§ ACTIVITY
Give the number of lines below with "subtitle" in them, leaving out anything else.

§ DATA SUPPLIED
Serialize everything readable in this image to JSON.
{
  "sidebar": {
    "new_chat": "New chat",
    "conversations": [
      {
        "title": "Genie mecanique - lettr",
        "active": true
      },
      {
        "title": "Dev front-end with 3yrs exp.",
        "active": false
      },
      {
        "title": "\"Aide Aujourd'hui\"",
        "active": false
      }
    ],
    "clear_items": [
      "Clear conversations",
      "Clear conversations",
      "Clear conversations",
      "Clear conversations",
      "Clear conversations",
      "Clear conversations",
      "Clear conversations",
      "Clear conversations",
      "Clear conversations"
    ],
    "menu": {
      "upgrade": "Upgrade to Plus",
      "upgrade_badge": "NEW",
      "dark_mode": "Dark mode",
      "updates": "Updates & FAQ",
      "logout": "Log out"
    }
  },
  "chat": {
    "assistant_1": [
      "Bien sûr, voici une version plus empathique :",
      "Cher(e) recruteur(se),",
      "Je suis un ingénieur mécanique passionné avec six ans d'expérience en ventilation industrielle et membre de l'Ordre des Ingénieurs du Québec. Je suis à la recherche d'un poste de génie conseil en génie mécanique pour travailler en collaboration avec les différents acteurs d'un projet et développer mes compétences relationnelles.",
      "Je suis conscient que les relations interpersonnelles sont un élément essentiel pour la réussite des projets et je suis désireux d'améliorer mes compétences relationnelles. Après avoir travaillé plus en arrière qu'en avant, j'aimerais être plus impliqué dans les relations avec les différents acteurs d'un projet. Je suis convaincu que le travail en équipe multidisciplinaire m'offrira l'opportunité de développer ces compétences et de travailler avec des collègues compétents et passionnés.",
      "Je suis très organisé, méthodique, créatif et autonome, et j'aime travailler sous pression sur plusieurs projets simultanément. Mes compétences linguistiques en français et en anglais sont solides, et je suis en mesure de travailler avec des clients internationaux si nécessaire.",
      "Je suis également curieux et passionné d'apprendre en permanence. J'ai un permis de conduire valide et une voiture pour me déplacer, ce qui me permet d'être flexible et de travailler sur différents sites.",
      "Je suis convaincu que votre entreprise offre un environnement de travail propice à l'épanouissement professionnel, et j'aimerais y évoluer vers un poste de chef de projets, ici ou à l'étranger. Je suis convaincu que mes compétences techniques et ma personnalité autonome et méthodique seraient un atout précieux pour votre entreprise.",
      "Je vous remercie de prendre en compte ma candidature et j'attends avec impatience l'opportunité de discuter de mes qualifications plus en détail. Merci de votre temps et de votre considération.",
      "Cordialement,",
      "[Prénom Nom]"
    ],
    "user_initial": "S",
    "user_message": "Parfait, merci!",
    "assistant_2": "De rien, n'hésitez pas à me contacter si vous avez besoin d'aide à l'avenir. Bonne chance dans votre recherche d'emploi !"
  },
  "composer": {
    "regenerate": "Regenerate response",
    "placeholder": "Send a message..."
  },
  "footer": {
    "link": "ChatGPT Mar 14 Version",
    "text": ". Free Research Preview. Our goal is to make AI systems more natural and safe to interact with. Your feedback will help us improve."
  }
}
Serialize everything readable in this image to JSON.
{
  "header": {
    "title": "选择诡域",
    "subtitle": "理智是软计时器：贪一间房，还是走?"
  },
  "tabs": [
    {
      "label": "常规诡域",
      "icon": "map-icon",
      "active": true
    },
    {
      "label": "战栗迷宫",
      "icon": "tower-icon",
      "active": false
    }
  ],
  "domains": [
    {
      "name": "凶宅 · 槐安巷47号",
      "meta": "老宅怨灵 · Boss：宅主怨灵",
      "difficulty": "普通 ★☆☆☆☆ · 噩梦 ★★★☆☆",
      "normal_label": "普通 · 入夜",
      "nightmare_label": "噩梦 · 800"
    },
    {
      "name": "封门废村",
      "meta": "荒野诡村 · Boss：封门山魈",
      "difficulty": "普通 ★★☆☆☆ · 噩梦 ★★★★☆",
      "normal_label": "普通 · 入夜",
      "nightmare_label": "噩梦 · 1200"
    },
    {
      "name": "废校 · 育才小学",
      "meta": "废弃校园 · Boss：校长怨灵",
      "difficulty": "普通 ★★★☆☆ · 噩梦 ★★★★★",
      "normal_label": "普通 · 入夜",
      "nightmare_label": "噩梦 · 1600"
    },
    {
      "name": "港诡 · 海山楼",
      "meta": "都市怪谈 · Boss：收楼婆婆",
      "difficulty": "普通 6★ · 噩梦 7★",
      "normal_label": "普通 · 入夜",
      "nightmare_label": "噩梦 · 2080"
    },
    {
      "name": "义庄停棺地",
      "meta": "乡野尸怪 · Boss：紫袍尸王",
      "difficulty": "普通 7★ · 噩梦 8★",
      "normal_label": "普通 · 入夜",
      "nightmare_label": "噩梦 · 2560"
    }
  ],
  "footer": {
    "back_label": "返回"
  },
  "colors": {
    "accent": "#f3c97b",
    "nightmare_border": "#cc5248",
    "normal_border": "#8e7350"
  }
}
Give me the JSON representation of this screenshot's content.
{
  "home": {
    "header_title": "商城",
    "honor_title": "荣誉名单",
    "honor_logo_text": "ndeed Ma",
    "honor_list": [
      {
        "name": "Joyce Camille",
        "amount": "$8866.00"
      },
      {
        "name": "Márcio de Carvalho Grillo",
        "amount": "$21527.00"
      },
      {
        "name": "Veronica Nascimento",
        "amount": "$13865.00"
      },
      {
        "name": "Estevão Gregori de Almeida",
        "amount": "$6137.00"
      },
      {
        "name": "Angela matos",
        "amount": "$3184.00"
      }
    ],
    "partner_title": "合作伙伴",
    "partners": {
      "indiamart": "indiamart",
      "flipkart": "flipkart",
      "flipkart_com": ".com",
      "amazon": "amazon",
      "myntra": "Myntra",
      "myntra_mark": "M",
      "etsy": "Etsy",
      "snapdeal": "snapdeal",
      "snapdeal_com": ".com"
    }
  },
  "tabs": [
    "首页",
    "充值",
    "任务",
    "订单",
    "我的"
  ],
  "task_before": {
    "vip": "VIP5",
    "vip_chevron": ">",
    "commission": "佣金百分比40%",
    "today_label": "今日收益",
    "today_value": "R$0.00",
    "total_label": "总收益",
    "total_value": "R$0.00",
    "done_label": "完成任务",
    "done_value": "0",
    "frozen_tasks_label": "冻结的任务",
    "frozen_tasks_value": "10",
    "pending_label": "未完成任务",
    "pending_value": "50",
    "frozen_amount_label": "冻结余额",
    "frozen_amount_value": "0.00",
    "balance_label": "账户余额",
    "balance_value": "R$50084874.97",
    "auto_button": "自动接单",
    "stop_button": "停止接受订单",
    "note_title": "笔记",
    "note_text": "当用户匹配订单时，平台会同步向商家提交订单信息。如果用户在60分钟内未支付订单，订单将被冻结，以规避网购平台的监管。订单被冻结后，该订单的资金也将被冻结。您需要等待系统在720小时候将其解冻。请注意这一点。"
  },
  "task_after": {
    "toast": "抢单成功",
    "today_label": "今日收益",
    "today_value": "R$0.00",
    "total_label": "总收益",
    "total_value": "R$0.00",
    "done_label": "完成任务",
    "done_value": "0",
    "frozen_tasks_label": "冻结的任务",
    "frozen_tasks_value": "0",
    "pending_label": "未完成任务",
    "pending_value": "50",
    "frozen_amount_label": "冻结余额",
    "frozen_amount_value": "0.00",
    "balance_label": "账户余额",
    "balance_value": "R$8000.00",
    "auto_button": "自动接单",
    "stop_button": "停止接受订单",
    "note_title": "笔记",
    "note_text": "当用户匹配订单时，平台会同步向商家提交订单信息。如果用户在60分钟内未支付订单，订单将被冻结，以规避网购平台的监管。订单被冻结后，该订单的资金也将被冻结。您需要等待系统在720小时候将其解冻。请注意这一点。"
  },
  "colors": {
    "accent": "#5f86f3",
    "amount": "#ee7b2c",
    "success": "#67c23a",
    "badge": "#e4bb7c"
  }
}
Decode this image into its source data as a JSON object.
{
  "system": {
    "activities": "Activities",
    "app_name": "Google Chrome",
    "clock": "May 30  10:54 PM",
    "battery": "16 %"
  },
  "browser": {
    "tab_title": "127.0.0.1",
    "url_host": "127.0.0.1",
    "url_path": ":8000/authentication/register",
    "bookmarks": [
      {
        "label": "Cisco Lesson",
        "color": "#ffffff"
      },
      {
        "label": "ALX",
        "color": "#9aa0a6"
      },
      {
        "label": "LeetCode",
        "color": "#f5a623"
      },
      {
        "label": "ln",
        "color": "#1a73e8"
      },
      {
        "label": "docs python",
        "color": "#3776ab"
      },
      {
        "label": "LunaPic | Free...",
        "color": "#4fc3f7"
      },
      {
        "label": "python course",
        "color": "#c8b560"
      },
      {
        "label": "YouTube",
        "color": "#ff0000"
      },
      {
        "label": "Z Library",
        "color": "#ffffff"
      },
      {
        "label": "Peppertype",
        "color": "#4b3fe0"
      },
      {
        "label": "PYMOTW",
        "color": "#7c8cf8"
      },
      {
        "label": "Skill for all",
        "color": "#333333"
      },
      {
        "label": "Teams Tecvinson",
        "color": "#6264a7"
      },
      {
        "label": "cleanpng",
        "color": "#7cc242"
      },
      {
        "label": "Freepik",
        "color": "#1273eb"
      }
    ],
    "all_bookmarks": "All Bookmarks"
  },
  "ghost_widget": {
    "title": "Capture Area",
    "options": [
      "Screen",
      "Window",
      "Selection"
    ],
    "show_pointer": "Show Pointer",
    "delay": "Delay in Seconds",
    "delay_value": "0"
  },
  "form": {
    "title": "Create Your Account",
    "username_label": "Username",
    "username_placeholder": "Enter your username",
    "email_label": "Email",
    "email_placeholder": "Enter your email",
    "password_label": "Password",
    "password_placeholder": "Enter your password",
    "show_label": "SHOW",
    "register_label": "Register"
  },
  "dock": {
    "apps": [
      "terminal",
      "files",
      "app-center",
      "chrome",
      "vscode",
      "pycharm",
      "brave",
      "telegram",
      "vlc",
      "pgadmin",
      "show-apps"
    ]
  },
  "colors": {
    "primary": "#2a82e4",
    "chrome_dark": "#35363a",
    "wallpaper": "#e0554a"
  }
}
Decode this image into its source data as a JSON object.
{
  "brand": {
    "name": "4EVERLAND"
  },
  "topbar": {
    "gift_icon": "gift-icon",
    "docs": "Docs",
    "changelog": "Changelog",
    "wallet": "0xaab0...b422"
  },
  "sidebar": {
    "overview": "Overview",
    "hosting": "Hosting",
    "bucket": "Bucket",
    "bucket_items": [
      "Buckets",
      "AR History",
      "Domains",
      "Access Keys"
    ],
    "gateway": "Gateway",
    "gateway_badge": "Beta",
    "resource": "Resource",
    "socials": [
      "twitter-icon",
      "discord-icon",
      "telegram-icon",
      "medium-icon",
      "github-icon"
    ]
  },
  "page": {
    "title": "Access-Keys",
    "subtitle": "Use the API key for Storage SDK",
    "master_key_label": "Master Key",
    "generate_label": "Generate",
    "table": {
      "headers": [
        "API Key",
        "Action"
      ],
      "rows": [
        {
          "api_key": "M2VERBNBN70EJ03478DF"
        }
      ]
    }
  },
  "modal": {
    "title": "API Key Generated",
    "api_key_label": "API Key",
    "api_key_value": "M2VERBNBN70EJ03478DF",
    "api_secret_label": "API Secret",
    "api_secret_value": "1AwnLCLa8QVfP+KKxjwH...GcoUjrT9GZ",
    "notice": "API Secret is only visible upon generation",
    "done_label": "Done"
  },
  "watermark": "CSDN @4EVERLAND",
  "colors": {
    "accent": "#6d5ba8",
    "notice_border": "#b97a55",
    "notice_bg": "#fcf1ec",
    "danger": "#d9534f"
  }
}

§ EXPECTED ANSWER
2